"She called from her home number?" he asked, turning from the direction of his office and heading toward the back exit.
"I think so…Hey, where are you going? Don't you want to know about your other three callers?"
"They can wait," Alex called back. Sharlene might not be able to.
He climbed into his police SUV and drove five miles per hour above the speed limit. This wasn't an emergency, but he'd been watching Sharlene for the last year. She'd almost talked to him a number of times, especially right after she'd gone to the hospital with a sprained wrist. She'd been so close to telling him the truth that night. The truth was not that she'd tripped over their new puppy on the way out the back door. Not even close.
Tony Anderson wouldn't like having a police vehicle pull up in his driveway. He'd suspect that his wife had called, which might make things at home worse for Sharlene.
Alex lifted his foot off the gas pedal. He wanted to help Sharlene, but he couldn't without her testimony or any evidence of wrongdoing.
Instead of turning down Pine Cone Lane as planned, Alex continued driving. Tomorrow he'd stop at the post office where Sharlene worked. It was on the same strip as the Sweetwater Café—and the Little Shop of Flowers. He could get a cup of joe and stop in to check with Halona on Theo's sickness.
After circling back, Alex walked into the police station twenty minutes after he'd left. "How many?" he asked as he came toward the front desk.
Tammy's gaze slid toward him. "Thought you didn't want to know."
"I changed my mind."
She shook her head. "You said not to tell you earlier so I'll just wait until—"
Alex growled, and Tammy started laughing.
"You're up to seven now, Chief. The list is on your desk along with a roast beef sandwich. I made the roast last night. It has my secret ingredient, too, that keeps people asking for more."
He pointed a finger at her. "This is why I let you stay despite your troublemaking ways."
He was only teasing, of course. Tammy was the best secretary he'd ever had. She was organized and professional.
He closed his office door, sat down at his desk, and unwrapped the sandwich she'd left for him along with an ice-cold Coke. Not only was Tammy good at her job, she was also a talented chef, who graciously shared her delicious creations with everyone she knew.

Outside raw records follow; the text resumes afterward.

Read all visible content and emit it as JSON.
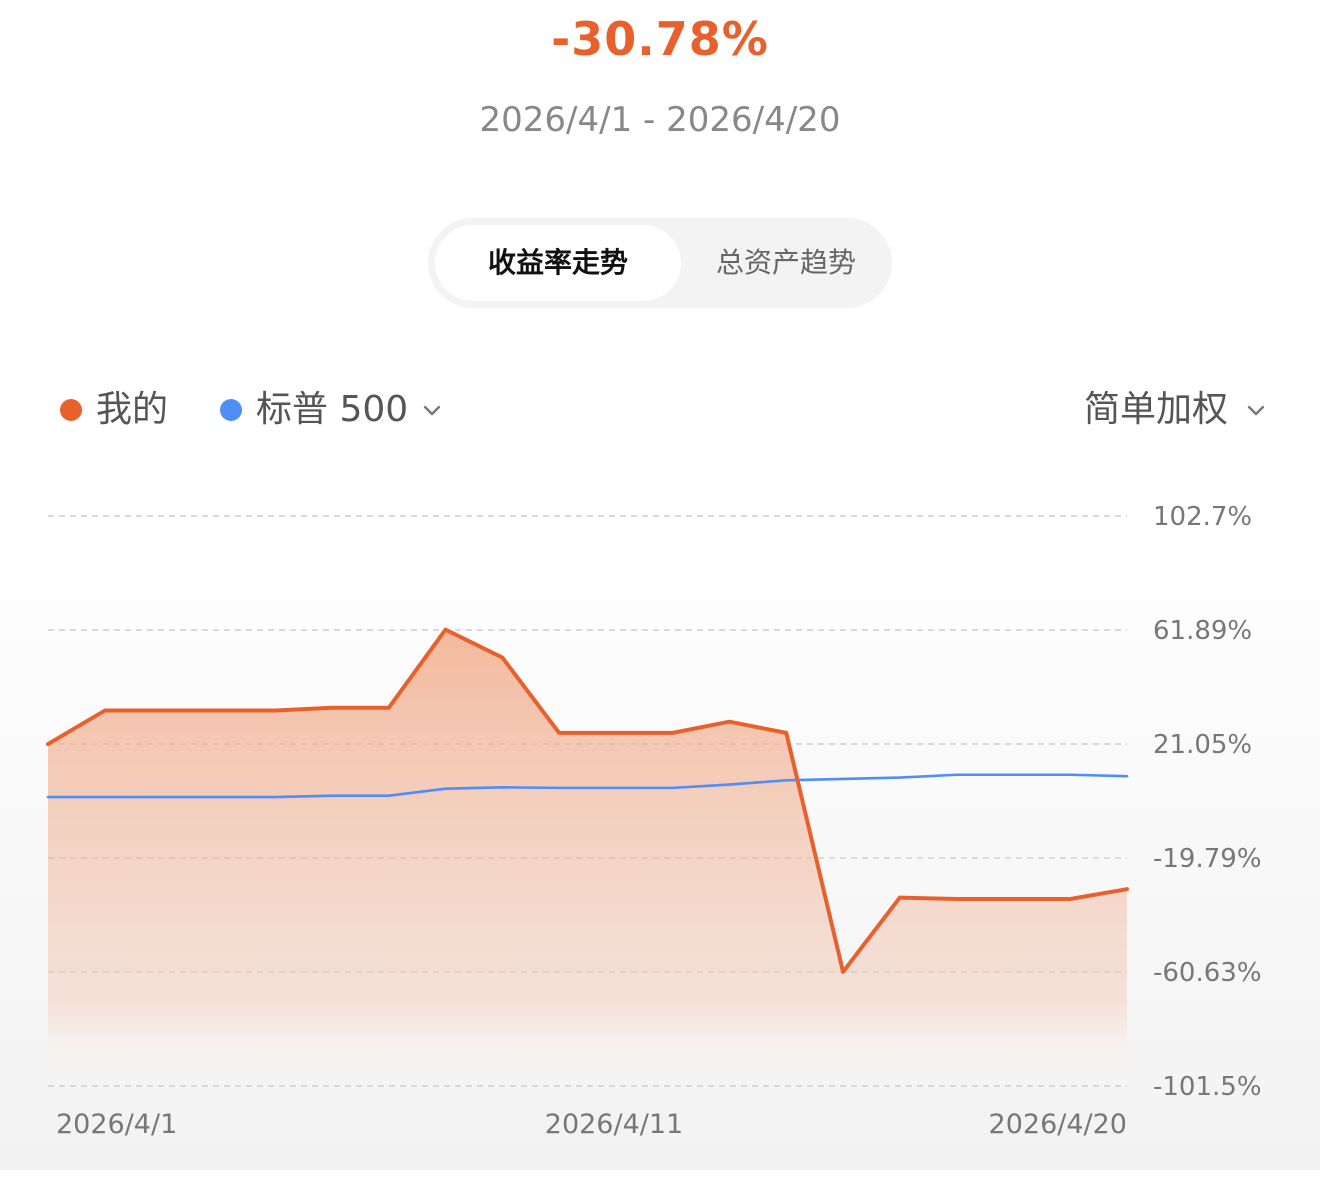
{
  "header": {
    "headline_return": "-30.78%",
    "date_range": "2026/4/1 - 2026/4/20"
  },
  "tabs": [
    {
      "label": "收益率走势",
      "active": true
    },
    {
      "label": "总资产趋势",
      "active": false
    }
  ],
  "legend": {
    "mine": {
      "label": "我的",
      "color": "#e8612c"
    },
    "benchmark": {
      "label": "标普 500",
      "color": "#4f8ef7"
    },
    "weighting": "简单加权"
  },
  "icons": {
    "benchmark_dropdown": "chevron-down-icon",
    "weighting_dropdown": "chevron-down-icon"
  },
  "chart_data": {
    "type": "area",
    "x": [
      "2026/4/1",
      "2026/4/2",
      "2026/4/3",
      "2026/4/4",
      "2026/4/5",
      "2026/4/6",
      "2026/4/7",
      "2026/4/8",
      "2026/4/9",
      "2026/4/10",
      "2026/4/11",
      "2026/4/12",
      "2026/4/13",
      "2026/4/14",
      "2026/4/15",
      "2026/4/16",
      "2026/4/17",
      "2026/4/18",
      "2026/4/19",
      "2026/4/20"
    ],
    "x_tick_labels": [
      "2026/4/1",
      "2026/4/11",
      "2026/4/20"
    ],
    "y_tick_labels": [
      "102.7%",
      "61.89%",
      "21.05%",
      "-19.79%",
      "-60.63%",
      "-101.5%"
    ],
    "ylim": [
      -101.5,
      102.7
    ],
    "grid": true,
    "series": [
      {
        "name": "我的",
        "color": "#e8612c",
        "fill": true,
        "values": [
          21.0,
          33.0,
          33.0,
          33.0,
          33.0,
          34.0,
          34.0,
          62.0,
          52.0,
          25.0,
          25.0,
          25.0,
          29.0,
          25.0,
          -60.6,
          -34.0,
          -34.5,
          -34.5,
          -34.5,
          -31.0
        ]
      },
      {
        "name": "标普 500",
        "color": "#4f8ef7",
        "fill": false,
        "values": [
          2.0,
          2.0,
          2.0,
          2.0,
          2.0,
          2.5,
          2.5,
          5.0,
          5.5,
          5.3,
          5.3,
          5.3,
          6.5,
          8.0,
          8.5,
          9.0,
          10.0,
          10.0,
          10.0,
          9.5
        ]
      }
    ]
  }
}
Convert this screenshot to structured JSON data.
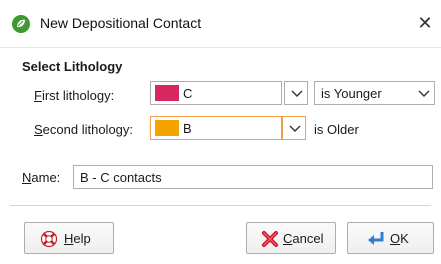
{
  "window": {
    "title": "New Depositional Contact",
    "close_glyph": "✕"
  },
  "section": {
    "label": "Select Lithology"
  },
  "first": {
    "label_mnemonic": "F",
    "label_rest": "irst lithology:",
    "value": "C",
    "swatch_color": "#d6285f"
  },
  "relation": {
    "value": "is Younger"
  },
  "second": {
    "label_mnemonic": "S",
    "label_rest": "econd lithology:",
    "value": "B",
    "swatch_color": "#f5a300",
    "relation_text": "is Older"
  },
  "name": {
    "label_mnemonic": "N",
    "label_rest": "ame:",
    "value": "B - C contacts"
  },
  "buttons": {
    "help": {
      "mnemonic": "H",
      "rest": "elp",
      "icon": "lifebuoy-icon"
    },
    "cancel": {
      "mnemonic": "C",
      "rest": "ancel",
      "icon": "red-x-icon"
    },
    "ok": {
      "mnemonic": "O",
      "rest": "K",
      "icon": "arrow-return-icon"
    }
  },
  "colors": {
    "accent_focus": "#f2a04b",
    "app_icon": "#3d9a2f"
  }
}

After taking the last bite, he threw away his trash and reached for the list of missed calls. Halona's name caught his eye. Without hesitating, he picked up the phone and dialed.

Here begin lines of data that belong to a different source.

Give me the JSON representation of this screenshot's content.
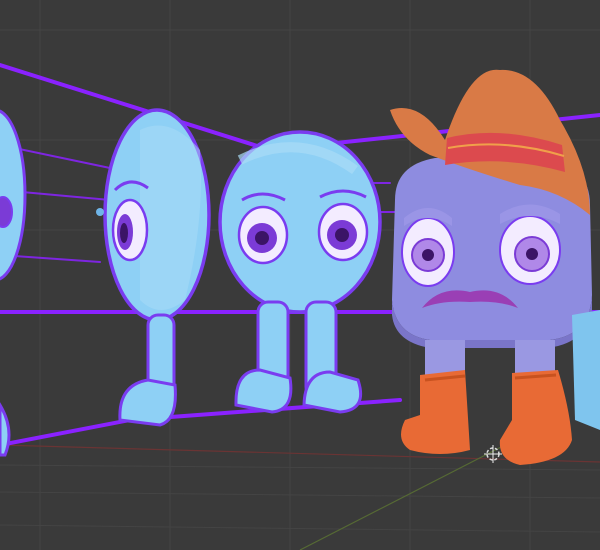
{
  "viewport": {
    "background": "#3a3a3a",
    "grid_color": "#434343",
    "axis_red": "#7a3a3a",
    "axis_green": "#5c6e3a"
  },
  "colors": {
    "guide_line": "#8a22ff",
    "sketch_stroke": "#7a3cf0",
    "sketch_fill": "#8ed0f5",
    "sketch_fill_shade": "#6fb5e8",
    "eye_white": "#f3ecff",
    "iris": "#7b3bd6",
    "pupil": "#3b1466",
    "mascot_body": "#8e8ce0",
    "mascot_body_shade": "#7a75c9",
    "legs": "#9a98e2",
    "hat": "#d97a46",
    "hat_band": "#dc4a4e",
    "hat_band_highlight": "#f0a04a",
    "boots": "#e86a35",
    "mustache": "#9a3fb5"
  },
  "objects": [
    {
      "name": "sketch-character-far-left",
      "kind": "sketch"
    },
    {
      "name": "sketch-character-side-view",
      "kind": "sketch"
    },
    {
      "name": "sketch-character-front-view",
      "kind": "sketch"
    },
    {
      "name": "cowboy-mascot",
      "kind": "3d-model"
    },
    {
      "name": "3d-cursor-icon",
      "kind": "gizmo"
    }
  ]
}
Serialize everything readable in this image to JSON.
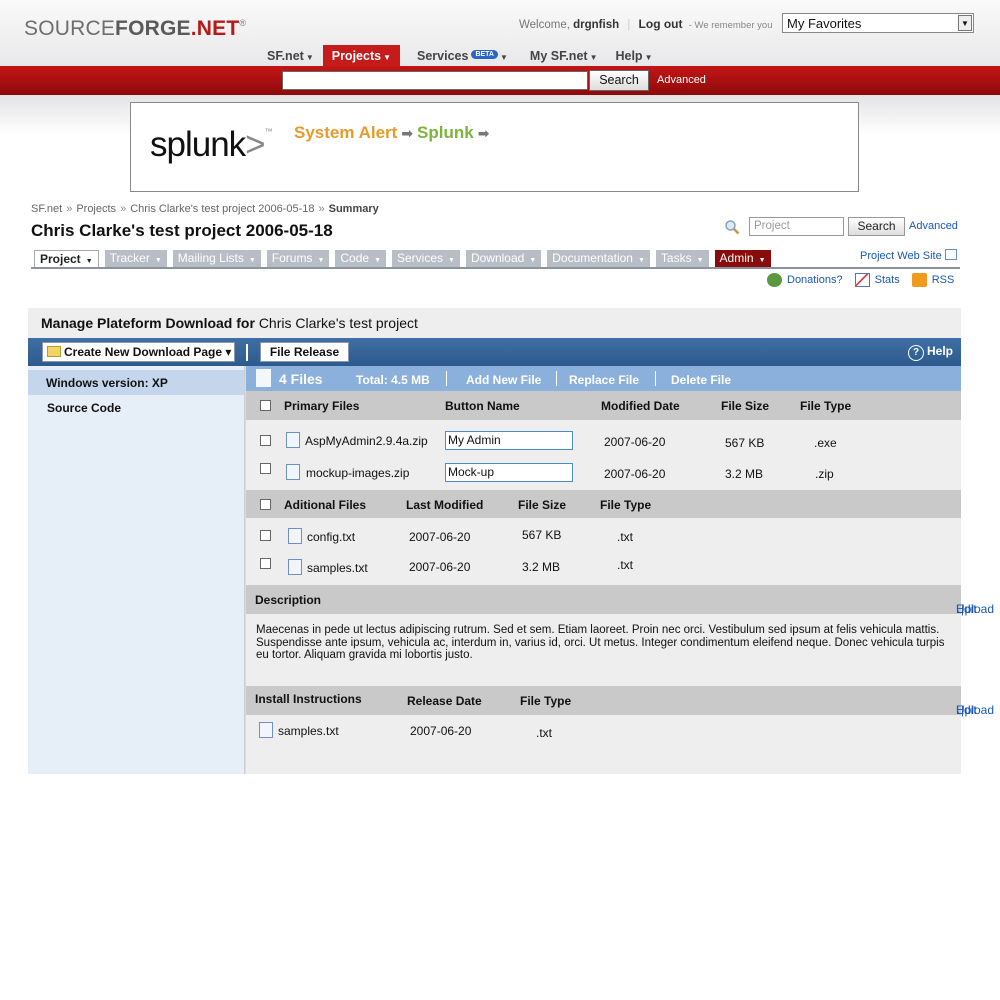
{
  "header": {
    "logo": {
      "part1": "SOURCE",
      "part2": "FORGE",
      "part3": ".NET",
      "reg": "®"
    },
    "welcome_prefix": "Welcome,",
    "username": "drgnfish",
    "logout": "Log out",
    "remember": "- We remember you",
    "favorites": "My Favorites",
    "nav": [
      {
        "label": "SF.net",
        "active": false
      },
      {
        "label": "Projects",
        "active": true
      },
      {
        "label": "Services",
        "badge": "BETA",
        "active": false
      },
      {
        "label": "My SF.net",
        "active": false
      },
      {
        "label": "Help",
        "active": false
      }
    ],
    "search_button": "Search",
    "advanced": "Advanced"
  },
  "ad": {
    "logo": "splunk",
    "logo_gt": ">",
    "tm": "™",
    "word1": "System Alert",
    "word2": "Splunk",
    "arrow": "➡"
  },
  "breadcrumb": [
    "SF.net",
    "Projects",
    "Chris Clarke's test project 2006-05-18",
    "Summary"
  ],
  "breadcrumb_sep": "»",
  "page_title": "Chris Clarke's test project 2006-05-18",
  "project_search": {
    "placeholder": "Project",
    "button": "Search",
    "advanced": "Advanced"
  },
  "tabs": [
    {
      "label": "Project",
      "state": "current"
    },
    {
      "label": "Tracker",
      "state": "normal"
    },
    {
      "label": "Mailing Lists",
      "state": "normal"
    },
    {
      "label": "Forums",
      "state": "normal"
    },
    {
      "label": "Code",
      "state": "normal"
    },
    {
      "label": "Services",
      "state": "normal"
    },
    {
      "label": "Download",
      "state": "normal"
    },
    {
      "label": "Documentation",
      "state": "normal"
    },
    {
      "label": "Tasks",
      "state": "normal"
    },
    {
      "label": "Admin",
      "state": "admin"
    }
  ],
  "project_web_site": "Project Web Site",
  "links": {
    "donations": "Donations?",
    "stats": "Stats",
    "rss": "RSS"
  },
  "panel": {
    "title_bold": "Manage Plateform Download for",
    "title_project": "Chris Clarke's test project",
    "create_button": "Create New Download Page ▾",
    "file_release": "File Release",
    "help": "Help",
    "help_icon": "?"
  },
  "left_nav": [
    {
      "label": "Windows   version: XP",
      "selected": true
    },
    {
      "label": "Source Code",
      "selected": false
    }
  ],
  "files_bar": {
    "count": "4 Files",
    "total": "Total: 4.5 MB",
    "add": "Add New File",
    "replace": "Replace File",
    "delete": "Delete File"
  },
  "primary": {
    "headers": [
      "Primary Files",
      "Button Name",
      "Modified Date",
      "File Size",
      "File Type"
    ],
    "rows": [
      {
        "name": "AspMyAdmin2.9.4a.zip",
        "button": "My Admin",
        "date": "2007-06-20",
        "size": "567 KB",
        "type": ".exe"
      },
      {
        "name": "mockup-images.zip",
        "button": "Mock-up",
        "date": "2007-06-20",
        "size": "3.2 MB",
        "type": ".zip"
      }
    ]
  },
  "additional": {
    "headers": [
      "Aditional Files",
      "Last Modified",
      "File Size",
      "File Type"
    ],
    "rows": [
      {
        "name": "config.txt",
        "date": "2007-06-20",
        "size": "567 KB",
        "type": ".txt"
      },
      {
        "name": "samples.txt",
        "date": "2007-06-20",
        "size": "3.2 MB",
        "type": ".txt"
      }
    ]
  },
  "description": {
    "header": "Description",
    "edit": "Edit",
    "upload": "Upload",
    "separator": "|",
    "text": "Maecenas in pede ut lectus adipiscing rutrum. Sed et sem. Etiam laoreet. Proin nec orci. Vestibulum sed ipsum at felis vehicula mattis. Suspendisse ante ipsum, vehicula ac, interdum in, varius id, orci. Ut metus. Integer condimentum eleifend neque. Donec vehicula turpis eu tortor. Aliquam gravida mi lobortis justo."
  },
  "install": {
    "headers": [
      "Install Instructions",
      "Release Date",
      "File Type"
    ],
    "edit": "Edit",
    "upload": "Upload",
    "rows": [
      {
        "name": "samples.txt",
        "date": "2007-06-20",
        "type": ".txt"
      }
    ]
  }
}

"Hello?" Her voice hit a note inside him that resonated through his entire body.
"You called?" he asked, clearing his throat.
"Yes. I hope I didn't disturb you."
- "Four stars! A heartwarming romance filled with the spirit of the holiday season. Well-written with characters that will capture your heart, it's one fans of small-town romances won't want to miss."—HarlequinJunkie.com
- "Rains makes a delightful return to tiny Sweetwater Springs, N.C., in this sweet Christmas-themed contemporary. Rains highlights the happily-ever-afters of past books, making even new readers feel like residents catching up with the town gossip and giving romance fans plenty of sappy happiness."—Publishers Weekly
- "Snowfall on Cedar Trail was a wonderfully complex holiday romance that dealt with many tough issues while keeping the story both light and swoony. What a sweet Christmastime read it was!—TheGenreMinx.com
- "Over the past year I've become a huge Annie Rains fangirl with her Sweetwater Springs series. I loved every bit of their story and still would like to figure out how I can visit Sweetwater Springs some day so I can pick up some fudge from Dawanda's shop and a hot chocolate from the Sweetwater Café. I'm (not so) patiently waiting for Netflix or Hallmark to just pick up this entire series and make all my dreams come true."—CandiceZablan.com
- "Annie Rains is a gifted storyteller, and I can't wait for my next visit to Sweetwater Springs!"—Raeanne Thayne, New York Times bestselling author
- "Annie Rains puts her heart in every word!"—Brenda Novak, New York Times bestselling author
- On Sale
- Sep 24, 2019
- Page Count
- 720 pages